## What to do
Wherever the string "icon" shows up in the records below, return that line.

## Data shown
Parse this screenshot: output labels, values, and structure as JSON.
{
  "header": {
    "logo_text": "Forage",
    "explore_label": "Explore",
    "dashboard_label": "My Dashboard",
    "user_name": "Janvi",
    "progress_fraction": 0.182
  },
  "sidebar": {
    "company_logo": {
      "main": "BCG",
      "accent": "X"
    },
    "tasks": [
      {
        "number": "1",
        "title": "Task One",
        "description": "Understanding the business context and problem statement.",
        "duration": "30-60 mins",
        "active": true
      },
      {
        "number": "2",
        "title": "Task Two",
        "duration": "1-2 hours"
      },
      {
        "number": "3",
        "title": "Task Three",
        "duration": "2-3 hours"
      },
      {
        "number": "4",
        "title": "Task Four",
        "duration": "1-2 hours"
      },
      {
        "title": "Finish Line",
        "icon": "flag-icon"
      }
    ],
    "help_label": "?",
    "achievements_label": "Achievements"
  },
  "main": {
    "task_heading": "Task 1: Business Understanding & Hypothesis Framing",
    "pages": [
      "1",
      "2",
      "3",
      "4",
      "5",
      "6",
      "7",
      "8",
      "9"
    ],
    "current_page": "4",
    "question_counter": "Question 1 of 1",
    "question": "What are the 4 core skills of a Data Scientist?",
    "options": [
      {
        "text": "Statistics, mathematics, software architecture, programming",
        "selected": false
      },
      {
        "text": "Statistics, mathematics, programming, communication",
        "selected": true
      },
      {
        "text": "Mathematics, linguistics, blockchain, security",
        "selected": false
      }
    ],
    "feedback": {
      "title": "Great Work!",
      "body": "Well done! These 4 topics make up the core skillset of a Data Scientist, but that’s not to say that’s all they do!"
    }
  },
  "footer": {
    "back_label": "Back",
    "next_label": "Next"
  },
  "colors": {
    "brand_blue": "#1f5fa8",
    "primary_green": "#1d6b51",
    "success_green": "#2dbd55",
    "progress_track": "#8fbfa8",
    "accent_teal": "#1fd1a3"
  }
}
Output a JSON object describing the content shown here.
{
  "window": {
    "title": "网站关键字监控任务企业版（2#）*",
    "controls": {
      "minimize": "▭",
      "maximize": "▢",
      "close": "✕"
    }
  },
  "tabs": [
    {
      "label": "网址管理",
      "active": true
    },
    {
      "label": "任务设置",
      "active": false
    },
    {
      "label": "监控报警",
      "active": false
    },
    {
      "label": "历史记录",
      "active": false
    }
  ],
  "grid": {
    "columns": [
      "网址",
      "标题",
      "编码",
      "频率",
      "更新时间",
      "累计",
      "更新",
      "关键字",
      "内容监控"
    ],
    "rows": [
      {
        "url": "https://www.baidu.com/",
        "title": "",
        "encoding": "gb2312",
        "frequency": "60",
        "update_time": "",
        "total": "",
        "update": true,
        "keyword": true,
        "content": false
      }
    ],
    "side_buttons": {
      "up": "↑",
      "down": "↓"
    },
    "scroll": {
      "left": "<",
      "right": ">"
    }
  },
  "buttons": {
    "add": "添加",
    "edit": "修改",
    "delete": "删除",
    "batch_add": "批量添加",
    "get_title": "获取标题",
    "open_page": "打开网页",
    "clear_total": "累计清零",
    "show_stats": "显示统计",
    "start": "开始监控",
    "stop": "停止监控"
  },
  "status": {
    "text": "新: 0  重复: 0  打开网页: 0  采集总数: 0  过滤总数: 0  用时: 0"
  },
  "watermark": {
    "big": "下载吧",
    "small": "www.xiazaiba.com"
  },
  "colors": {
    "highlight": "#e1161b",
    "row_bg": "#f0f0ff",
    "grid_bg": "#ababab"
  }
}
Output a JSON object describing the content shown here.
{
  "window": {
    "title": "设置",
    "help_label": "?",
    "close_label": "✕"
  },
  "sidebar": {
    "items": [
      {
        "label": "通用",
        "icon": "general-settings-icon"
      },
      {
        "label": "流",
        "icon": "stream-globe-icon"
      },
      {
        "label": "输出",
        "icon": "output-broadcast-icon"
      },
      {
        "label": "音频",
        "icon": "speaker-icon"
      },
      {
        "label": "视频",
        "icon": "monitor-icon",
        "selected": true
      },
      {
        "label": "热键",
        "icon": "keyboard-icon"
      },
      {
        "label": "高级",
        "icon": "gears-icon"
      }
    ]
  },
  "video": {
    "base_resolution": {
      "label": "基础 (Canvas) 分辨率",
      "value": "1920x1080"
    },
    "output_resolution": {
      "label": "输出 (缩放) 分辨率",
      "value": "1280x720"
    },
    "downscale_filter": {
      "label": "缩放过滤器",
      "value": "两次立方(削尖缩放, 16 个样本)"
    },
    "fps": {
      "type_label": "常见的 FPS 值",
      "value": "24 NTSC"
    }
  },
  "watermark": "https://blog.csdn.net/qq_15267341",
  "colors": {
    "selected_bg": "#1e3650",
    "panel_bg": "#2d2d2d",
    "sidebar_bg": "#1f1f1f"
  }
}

## Task output
        "icon": "flag-icon"
        "icon": "general-settings-icon"
        "icon": "stream-globe-icon"
        "icon": "output-broadcast-icon"
        "icon": "speaker-icon"
        "icon": "monitor-icon",
        "icon": "keyboard-icon"
        "icon": "gears-icon"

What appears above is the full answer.